As the Pharisees’ questions intensify, so does the healed man’s understanding of Jesus’s identity—and their relationship. As with the Samaritan woman at the well, his spiritual awakening becomes brighter and brighter until Jesus returns in a final, tender moment, like the Good Shepherd in the 23rd Psalm. In this reunion, these two men fully see each other’s humanity and truth: “You have seen [the Son of Man], and the one speaking with you is he.” “Lord, I believe.”
What does this story teach us about how to recognize the presence of God around us? How to experience God within us? How to open up to the light?
I suggest we start by following the example of the blind beggar and heighten all our senses to experience God’s presence. The Divine Essence is right before us, Christ’s light is right before us, just as it was before our brother on that Jerusalem street; and right within us, just as he discovered in his spiritual healing.
With the simple spiritual practice of paying attention to our senses, we take God out of the box we’ve put God in and gain a greater clarity about where God is and what God does. So I invite you this Lent: Set aside your fixed assumptions.
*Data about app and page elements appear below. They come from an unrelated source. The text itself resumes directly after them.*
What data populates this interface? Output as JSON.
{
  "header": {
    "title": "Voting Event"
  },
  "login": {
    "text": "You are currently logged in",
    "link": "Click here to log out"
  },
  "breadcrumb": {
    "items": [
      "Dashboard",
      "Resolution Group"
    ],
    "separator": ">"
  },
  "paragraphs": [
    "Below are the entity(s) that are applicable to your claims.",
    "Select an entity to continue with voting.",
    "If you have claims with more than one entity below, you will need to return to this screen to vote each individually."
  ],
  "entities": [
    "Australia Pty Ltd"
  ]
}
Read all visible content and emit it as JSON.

Slow down each day, and look at your life through the eyes of your heart, as you did in our exercise this morning.
In your day-to-day experience, what does God look like? The white lace on the trees this morning or a cherished friend or light breaking over a Sierra mountaintop? What does God feel like? A compassionate touch or a gentle lake breeze on your face? What does God sound like? A beautiful choir or a cheerful hello or an honest opinion? What does God smell like? A welcoming pot of coffee as you came in church this morning or snow-filled air? What does God taste like? Bread and wine?
These are questions worth asking. For when we “cultivate the gifts of the senses,” in the words of Kim Orr, we not only wake up to the richness in the most common activities of our lives. We begin to sense a deeper reality. We begin to perceive signs—of God gently leaning in toward us in love and compassion. We begin to perceive signs of our subtle healing. We begin to see the world and each other as God does, from the heart.
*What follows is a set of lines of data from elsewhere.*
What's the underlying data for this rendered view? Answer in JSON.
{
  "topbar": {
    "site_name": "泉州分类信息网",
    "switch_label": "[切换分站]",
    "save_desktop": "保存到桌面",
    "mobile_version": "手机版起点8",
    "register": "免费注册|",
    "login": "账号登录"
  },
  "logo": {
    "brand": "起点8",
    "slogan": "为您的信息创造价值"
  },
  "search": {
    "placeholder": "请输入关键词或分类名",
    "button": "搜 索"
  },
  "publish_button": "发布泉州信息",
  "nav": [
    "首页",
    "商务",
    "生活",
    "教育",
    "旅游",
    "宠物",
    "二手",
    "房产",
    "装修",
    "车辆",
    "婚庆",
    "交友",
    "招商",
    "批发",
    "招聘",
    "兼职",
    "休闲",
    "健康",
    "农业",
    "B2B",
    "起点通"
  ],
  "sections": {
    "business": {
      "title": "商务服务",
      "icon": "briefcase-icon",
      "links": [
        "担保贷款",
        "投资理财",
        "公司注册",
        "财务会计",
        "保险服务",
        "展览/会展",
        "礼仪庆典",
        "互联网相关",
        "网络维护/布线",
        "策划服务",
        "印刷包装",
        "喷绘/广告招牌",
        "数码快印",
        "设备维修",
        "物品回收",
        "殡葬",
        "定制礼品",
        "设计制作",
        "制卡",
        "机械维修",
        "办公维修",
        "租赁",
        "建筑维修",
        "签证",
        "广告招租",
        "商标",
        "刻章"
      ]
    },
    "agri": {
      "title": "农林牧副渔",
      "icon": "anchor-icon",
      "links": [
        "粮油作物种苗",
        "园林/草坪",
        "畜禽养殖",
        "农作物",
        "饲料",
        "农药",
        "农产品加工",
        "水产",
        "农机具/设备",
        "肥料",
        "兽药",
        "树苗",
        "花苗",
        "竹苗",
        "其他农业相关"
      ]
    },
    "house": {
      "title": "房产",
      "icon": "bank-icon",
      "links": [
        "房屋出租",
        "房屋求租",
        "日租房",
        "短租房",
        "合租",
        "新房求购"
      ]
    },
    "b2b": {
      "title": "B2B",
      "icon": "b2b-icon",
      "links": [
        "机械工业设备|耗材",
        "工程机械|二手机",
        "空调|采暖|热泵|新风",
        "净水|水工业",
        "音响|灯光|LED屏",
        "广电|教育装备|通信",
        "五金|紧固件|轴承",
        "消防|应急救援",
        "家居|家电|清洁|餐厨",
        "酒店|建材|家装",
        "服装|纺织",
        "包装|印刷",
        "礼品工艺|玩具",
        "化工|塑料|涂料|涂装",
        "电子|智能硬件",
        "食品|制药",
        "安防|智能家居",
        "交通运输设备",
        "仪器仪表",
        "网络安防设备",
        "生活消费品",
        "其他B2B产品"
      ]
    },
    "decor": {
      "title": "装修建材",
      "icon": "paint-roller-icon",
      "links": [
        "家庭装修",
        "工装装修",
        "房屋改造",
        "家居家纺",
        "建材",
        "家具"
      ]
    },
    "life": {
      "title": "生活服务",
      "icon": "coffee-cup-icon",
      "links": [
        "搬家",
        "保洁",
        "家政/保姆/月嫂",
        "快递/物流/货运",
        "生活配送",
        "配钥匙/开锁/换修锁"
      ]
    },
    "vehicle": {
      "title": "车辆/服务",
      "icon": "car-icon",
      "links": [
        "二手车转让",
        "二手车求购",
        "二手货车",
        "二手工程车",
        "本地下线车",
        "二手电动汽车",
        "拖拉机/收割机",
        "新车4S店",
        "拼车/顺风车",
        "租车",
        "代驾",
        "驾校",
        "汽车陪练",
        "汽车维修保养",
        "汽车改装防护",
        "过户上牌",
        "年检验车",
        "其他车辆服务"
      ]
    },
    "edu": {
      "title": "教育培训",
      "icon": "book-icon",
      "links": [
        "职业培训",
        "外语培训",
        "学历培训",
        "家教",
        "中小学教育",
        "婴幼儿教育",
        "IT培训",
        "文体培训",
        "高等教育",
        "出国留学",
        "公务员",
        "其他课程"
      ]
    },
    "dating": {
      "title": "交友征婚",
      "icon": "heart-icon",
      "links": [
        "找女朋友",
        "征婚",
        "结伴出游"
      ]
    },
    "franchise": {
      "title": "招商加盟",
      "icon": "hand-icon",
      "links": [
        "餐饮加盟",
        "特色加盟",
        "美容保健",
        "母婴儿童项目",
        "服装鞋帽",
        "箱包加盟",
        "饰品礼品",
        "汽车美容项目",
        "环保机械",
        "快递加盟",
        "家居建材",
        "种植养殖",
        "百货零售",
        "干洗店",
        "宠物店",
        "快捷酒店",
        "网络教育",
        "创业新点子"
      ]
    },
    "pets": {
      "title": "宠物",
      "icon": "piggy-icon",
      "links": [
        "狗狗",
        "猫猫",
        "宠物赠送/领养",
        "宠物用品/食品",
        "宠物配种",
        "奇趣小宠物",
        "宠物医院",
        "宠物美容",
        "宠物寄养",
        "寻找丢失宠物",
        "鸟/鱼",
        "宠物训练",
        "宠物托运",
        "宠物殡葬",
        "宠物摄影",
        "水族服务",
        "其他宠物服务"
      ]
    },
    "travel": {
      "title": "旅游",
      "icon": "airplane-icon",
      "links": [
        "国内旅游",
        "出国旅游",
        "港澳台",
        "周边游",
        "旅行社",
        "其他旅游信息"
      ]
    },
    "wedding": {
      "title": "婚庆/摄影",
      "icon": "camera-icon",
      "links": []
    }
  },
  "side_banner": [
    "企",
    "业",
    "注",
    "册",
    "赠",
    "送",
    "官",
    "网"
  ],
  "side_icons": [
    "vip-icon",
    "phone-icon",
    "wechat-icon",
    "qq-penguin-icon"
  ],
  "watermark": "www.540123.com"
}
This practice can transform us, as surely as the blind man received his sight. And in this gradual transformation, this opening of our senses to the Divine, we can see things both as they are and as we are. As “children of light.”
~ Rev. Clare C. Novak, Associate for Interfaith Ministry
St. Patrick’s Episcopal Church, Incline Village, Nevada
March 30, 2014
 D. A. Carson, The Gospel According to John (Grand Rapids: William B. Eerdmans Publishing Company, 1991), p. 175 as referenced in https://bible.org/seriespage/first-sign-jesus-turns-water-wine-john-21-11
 Christine Valters Paintner and Betsey Beckman, “The Senses of God,” in Awakening the Creative Spirit: Bringing the Arts into Spiritual Direction (New York: Morehouse Publishing, 2010), pp, 130–31.
 Kim Orr, “Cultivating the Gifts of the Senses” (2014) [http://contemplativejournal.com/index.php?option=com_k2&view=item&id=88:cultivating-the-gifts-of-the-senses-consider-sight&Itemid=960